Like a capacious 19th-century novel crossed with a paranoid Don DeLillo conspiracy-theory thriller, the book is a low-burning spliff that begins with a four-page list of 76 characters. The reader needs to refer to it frequently.
After title-page quotes from Bonnie Raitt ("Gonna tell the truth about it / Honey, that's the hardest part") and a cryptic Jamaican proverb ("If it no go so, it go near so"), Seven Killings begins in the voice of politician Sir Arthur George Jennings, who moves through the story like a ghost - because that's exactly what he is.
As the book begins, Jamaica is wracked by drug-fueled gun battles among the supporters of the left-leaning People's National Party, led by Prime Minister Michael Manley, and the center-right Jamaican Labor Party of former music industry executive (and later prime minister) Edward Seaga. The book examines CIA efforts to destabilize Manley's government, seen as drifting close to Fidel Castro's Cuba.

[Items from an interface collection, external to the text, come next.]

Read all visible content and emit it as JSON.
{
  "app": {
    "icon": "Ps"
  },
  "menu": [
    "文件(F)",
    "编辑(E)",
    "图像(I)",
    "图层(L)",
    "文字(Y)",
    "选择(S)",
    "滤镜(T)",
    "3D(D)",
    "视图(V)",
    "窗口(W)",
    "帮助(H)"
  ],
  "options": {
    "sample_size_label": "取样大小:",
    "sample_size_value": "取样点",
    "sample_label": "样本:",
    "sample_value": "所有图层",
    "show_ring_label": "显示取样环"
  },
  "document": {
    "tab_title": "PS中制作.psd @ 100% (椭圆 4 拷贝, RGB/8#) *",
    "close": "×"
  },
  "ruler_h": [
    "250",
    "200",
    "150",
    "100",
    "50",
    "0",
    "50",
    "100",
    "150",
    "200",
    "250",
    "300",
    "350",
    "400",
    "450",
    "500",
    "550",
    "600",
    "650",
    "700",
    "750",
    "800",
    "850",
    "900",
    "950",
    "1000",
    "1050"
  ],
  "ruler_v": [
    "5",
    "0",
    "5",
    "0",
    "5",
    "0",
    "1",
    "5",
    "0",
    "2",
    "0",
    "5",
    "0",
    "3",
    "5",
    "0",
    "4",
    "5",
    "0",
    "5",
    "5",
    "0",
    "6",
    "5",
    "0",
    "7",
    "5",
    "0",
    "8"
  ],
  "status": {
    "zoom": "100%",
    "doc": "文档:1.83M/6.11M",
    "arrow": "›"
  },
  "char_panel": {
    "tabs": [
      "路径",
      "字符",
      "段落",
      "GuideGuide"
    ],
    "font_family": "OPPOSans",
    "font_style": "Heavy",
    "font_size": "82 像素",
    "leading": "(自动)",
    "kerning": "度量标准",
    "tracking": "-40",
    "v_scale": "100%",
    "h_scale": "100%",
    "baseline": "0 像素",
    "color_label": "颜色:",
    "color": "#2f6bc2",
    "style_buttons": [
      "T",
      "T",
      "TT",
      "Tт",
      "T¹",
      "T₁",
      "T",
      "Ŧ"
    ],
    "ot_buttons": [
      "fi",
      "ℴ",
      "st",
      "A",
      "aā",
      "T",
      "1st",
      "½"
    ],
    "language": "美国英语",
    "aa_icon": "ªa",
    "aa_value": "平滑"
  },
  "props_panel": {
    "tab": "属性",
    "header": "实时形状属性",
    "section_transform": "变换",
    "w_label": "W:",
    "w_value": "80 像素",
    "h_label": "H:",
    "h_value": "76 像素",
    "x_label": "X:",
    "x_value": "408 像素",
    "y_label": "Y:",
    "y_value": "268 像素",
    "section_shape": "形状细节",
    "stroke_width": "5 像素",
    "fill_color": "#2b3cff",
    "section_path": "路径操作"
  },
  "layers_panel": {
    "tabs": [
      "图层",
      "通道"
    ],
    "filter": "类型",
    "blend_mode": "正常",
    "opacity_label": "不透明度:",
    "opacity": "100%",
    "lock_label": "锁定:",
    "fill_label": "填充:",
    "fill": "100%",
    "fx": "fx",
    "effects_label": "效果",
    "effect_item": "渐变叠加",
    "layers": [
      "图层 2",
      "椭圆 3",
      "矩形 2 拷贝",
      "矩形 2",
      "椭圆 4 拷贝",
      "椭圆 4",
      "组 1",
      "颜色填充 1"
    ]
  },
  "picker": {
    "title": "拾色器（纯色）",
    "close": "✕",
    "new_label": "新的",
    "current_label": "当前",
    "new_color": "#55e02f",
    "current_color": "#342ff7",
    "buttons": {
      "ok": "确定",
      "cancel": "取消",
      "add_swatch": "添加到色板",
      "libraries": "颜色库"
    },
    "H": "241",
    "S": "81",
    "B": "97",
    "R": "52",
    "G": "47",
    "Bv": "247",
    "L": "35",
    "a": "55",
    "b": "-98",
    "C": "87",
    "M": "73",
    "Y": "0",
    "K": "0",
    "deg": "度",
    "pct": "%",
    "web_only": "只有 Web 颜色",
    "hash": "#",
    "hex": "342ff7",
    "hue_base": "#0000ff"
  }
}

Marley, never named or heard from but referred to only as "The Singer," is caught in the middle. The widely worshipped international superstar lives in a house on a hill on Hope Road, and is the object of the envy and rage of many.

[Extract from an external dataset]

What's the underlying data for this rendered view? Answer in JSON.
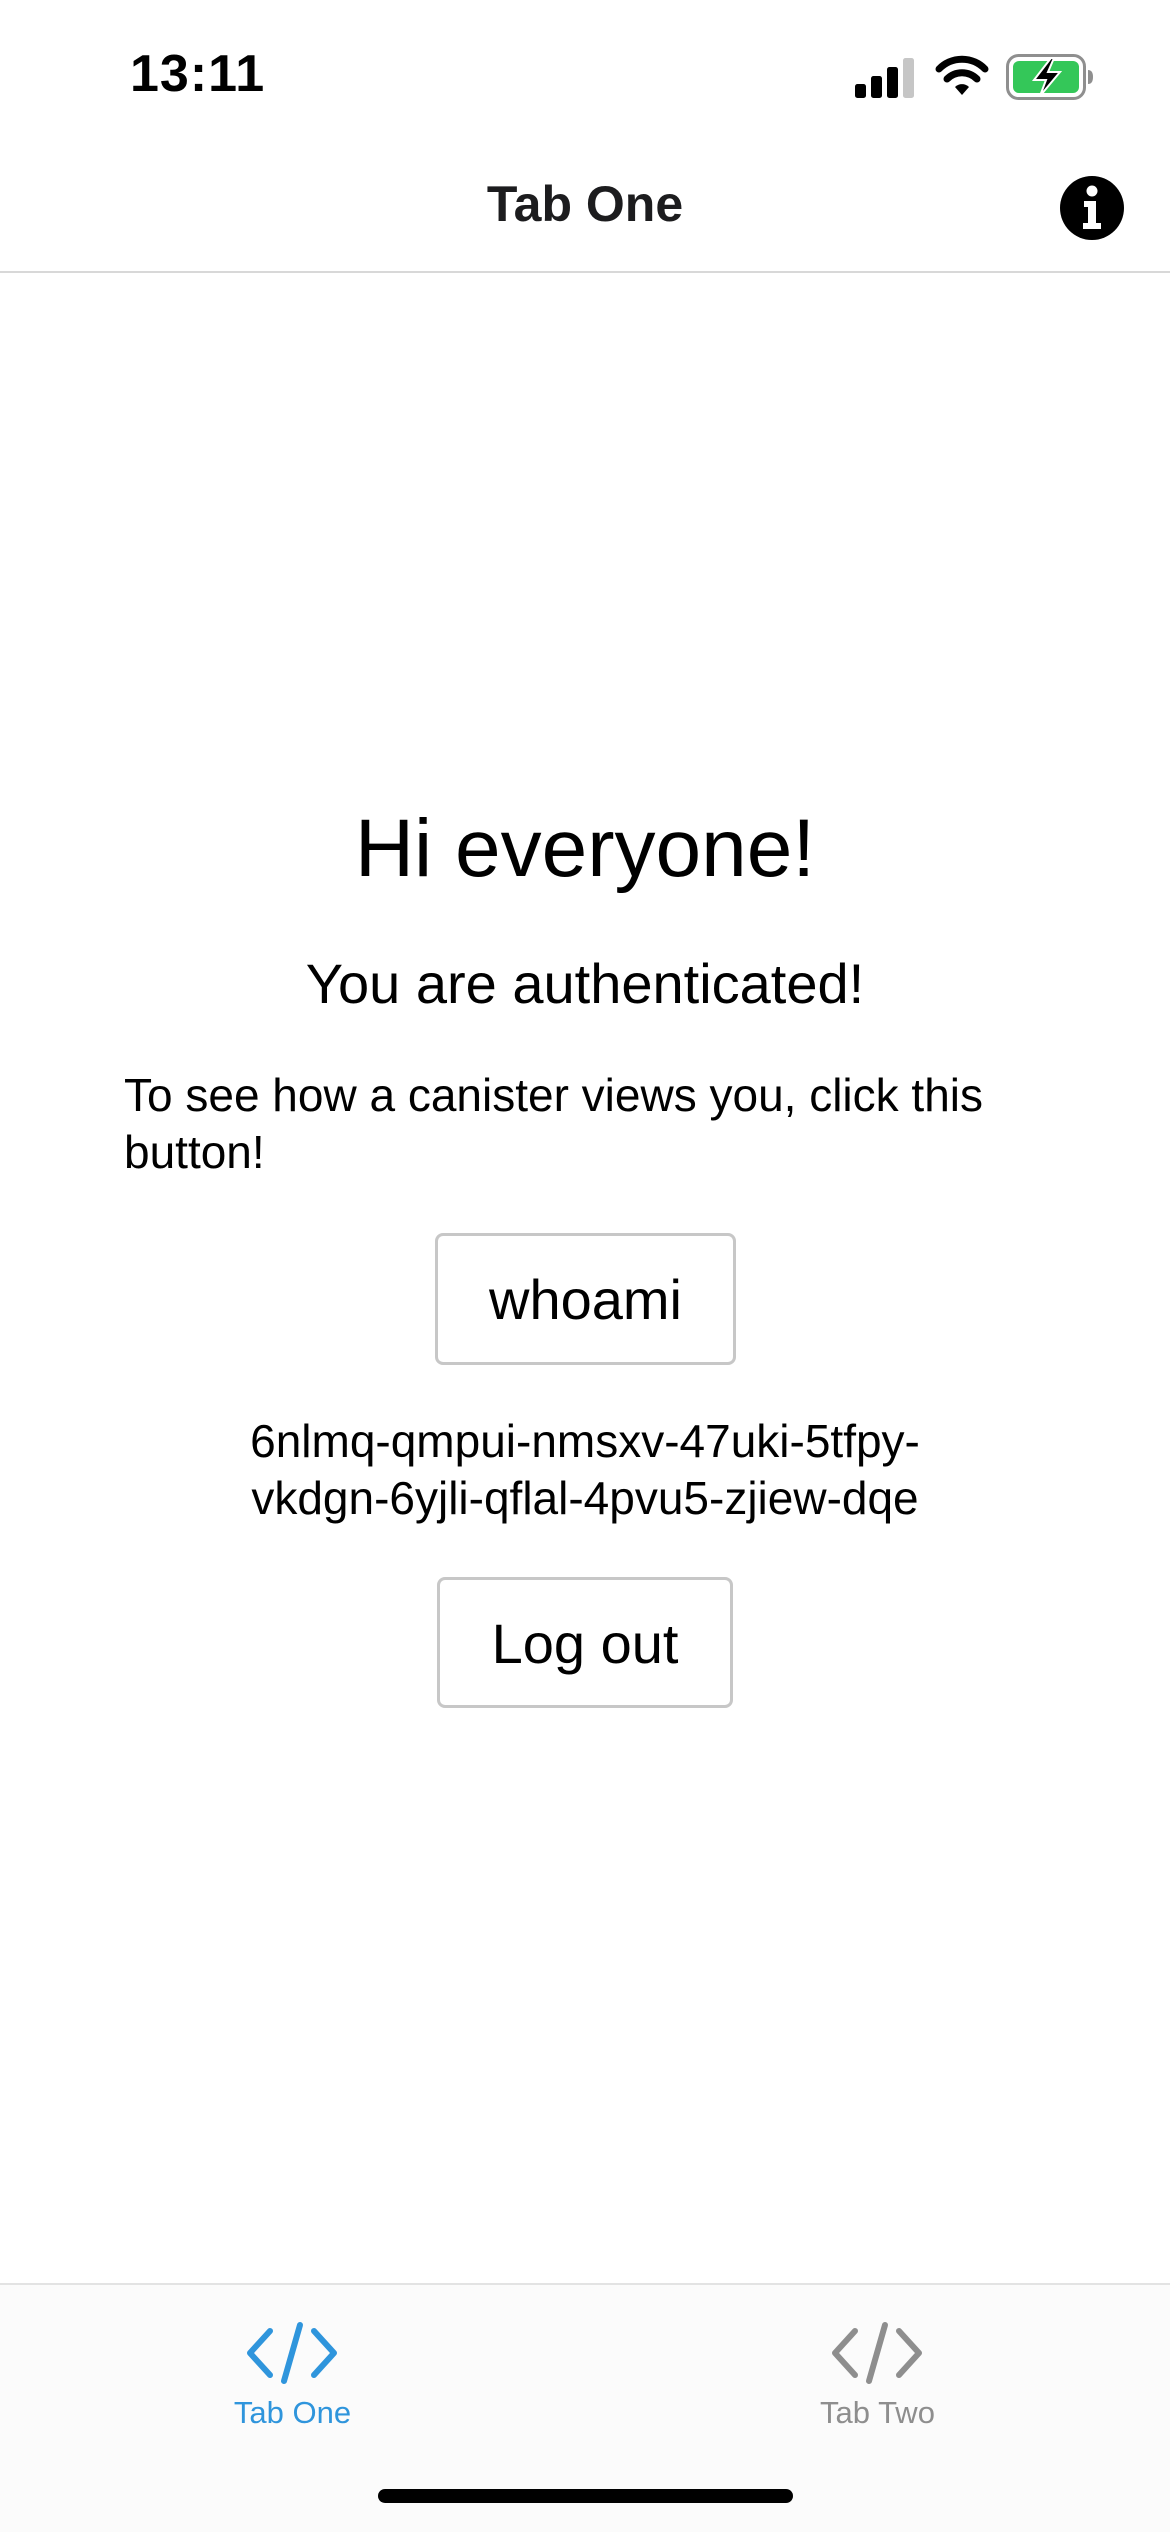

Among the many characters telling this tale are gang leaders and enforcers with names such as Papa-Lo, Shotta Sheriff, and Josey Wales, as well as shooters with sobriquets such as Weeper and Bam-Bam. The last is introduced in a grisly, masterfully rendered set piece in which his family is murdered.
The standout female character is Nina Burgess, a onetime Marley paramour who is the novel's voice of reason. She strives to escape to greater economic opportunity in the United States. CIA station chief Barry DiFlorio is a high-strung hothead coping with clandestine operatives and a wife whose fondest wish is to get out of Jamaica. Alex Pierce is a Rolling Stone journalist sent to Kingston to chase Mick Jagger gossip. He quickly senses he's in over his head in a Wild West country where Jamaicans are equally obsessed with Clint Eastwood and the gunfighter ballads of Marty Robbins.
James grew up in Jamaica and teaches in Minnesota. Seven Killings is his third and most ambitious novel. He's skilled at weaving pop culture into his narrative, with Dukes of Hazzard references and one section of the book moving to the beat of Andy Gibb's 1979 hit "Shadow Dancing."
He's also expert at giving authentic voice to myriad characters. Gang leaders are apt to drop offhand profundities. On the eve of the assassination attempt, in which both Marley and his wife Rita were wounded, Papa-Lo wonders why he tends to get philosophical at the end of the year: "Maybe because is December. After all, only when we come to Revelation that we take stock of Genesis, right?"
A Brief History Of Seven Killings can be rough going. Quotation marks are rarely employed, and it's often difficult to be sure who's talking to whom. But the book rewards time spent, bringing a complex perspective on violence, corruption, and the untidiness of humanity to vivid life and astonishing detail. It makes you want to rush out and read everything else James has written.